After this letter I was more confused than ever, saying to myself, “Yesterday if I had had this money I would have hurried back as fast as I could go to New York. Now with twice as much money as I need to take me back, here I am and do not know what to do.” I rejoice in the Lord and bless Him that I took Brother Cohn’s advice and stayed on in the school. I was there two years and three months.
The next discouragement that met me was a lack of money again. I had no funds with which to pay my room rent or board. But the All Sufficient One Who is interested in every detail in the lives of His children provided the way. The school had cattle and farm land. A young man, John Slocum, who was in charge of this work was preparing to go home at the end of the term. I was selected to take up his work. How thankful I was for the farm training I had received in Connecticut some months before I came to the school. Thus, I worked my way through school.
After leaving the school I returned to the mission in Brooklyn where I had once in blindness and ignorance tried to destroy and hinder the preaching of the blessed Gospel of our crucified, risen and coming Saviour. Through His grace I became a fellow worker with those who were holding forth the Word of Life in that part of His vineyard. Because He first loved me and had forgiven me much, I wanted to love and serve Him. From the day He revealed Himself to me unto this day, it has been my blessed privilege to confess His precious name to many Jews both in this country and in other countries by sending the Good News through the mail. I praise Him for the knowledge that our labors are not in vain in Him. (II Chr. 15:7, 1 Cor. 15:58.)
In the year 1921 I became engaged to marry Rebecca Young, a Christian Jewess, who had confessed Christ and had been baptized by Brother Leopold Cohn at the mission. We met at a conference of the Hebrew-Christian Alliance of America. In August of that year we were married at the mission.
I had been with the Presbyterian Board of Publication and Sabbath School Work at that time, and continued with them for seven years and three months.
Making our home in Philadelphia, we had the blessed opportunity of magnifying the Name of our Lord Jesus Christ to many Jews who came to our home, whom I had met in my daily work.
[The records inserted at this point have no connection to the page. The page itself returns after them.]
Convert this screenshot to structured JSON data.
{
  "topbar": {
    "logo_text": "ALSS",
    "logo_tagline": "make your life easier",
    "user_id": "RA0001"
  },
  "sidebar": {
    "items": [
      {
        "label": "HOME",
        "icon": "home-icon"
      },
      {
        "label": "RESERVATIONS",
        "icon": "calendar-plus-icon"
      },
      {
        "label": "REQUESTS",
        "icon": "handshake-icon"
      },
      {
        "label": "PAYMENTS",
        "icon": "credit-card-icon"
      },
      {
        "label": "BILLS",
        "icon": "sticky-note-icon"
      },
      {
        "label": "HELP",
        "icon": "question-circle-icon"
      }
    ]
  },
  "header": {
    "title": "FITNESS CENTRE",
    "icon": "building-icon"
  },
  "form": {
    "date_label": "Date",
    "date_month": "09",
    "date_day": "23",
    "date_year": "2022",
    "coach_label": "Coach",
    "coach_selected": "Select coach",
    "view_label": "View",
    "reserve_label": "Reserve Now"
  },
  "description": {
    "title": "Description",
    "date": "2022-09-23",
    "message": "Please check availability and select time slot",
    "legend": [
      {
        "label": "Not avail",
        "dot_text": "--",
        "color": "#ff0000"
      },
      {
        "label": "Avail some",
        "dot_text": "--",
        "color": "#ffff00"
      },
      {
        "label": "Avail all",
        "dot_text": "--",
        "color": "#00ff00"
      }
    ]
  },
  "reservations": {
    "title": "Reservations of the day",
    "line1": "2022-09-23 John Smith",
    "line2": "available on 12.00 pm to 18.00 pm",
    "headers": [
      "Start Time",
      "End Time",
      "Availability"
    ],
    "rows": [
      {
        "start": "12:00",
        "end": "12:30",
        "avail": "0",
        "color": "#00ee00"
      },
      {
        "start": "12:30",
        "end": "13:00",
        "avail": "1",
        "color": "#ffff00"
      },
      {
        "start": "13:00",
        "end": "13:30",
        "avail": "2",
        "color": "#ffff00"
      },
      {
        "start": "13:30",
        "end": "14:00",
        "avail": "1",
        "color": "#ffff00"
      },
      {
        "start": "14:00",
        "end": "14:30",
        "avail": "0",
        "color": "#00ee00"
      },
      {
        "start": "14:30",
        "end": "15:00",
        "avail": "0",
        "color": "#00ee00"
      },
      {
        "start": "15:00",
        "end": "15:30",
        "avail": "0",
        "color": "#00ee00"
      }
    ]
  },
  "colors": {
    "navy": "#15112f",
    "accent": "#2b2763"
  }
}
After the period of time with the Presbyterian Board as mentioned above, I returned to the Mission now known as the “American Board of Missions to the Jews” through which I first heard the blessed Gospel message of God’s redeeming love in Christ Jesus and have and am continuing by His help with this God-appointed witness to Israel.
To any of our unbelieving people who may read this story of God’s gracious dealings with one who was a lost sinner, undeserving of His love and great mercy, I would point you to some of our Saviour’s words, and His statement “Had you (Jews) believed Moses, you would have believed Me, for he (Moses) wrote of Me (Jesus).” But He also invites you saying “Come unto Me, all ye that labor and are heavy laden and I will give you rest.” There is no rest without Him. “To Him (Christ) give all the prophets witness that through His name whosoever believeth in Him shall receive remission of sins. Blessed are all they that put their trust in Him.”
To any of God’s people who may read this humble testimony, I would invite your prayers and fellowship in sending out the Good News of Him Who is our Light, our Salvation, our All in All.
Yours in His glad service,
HARRY J. BURGEN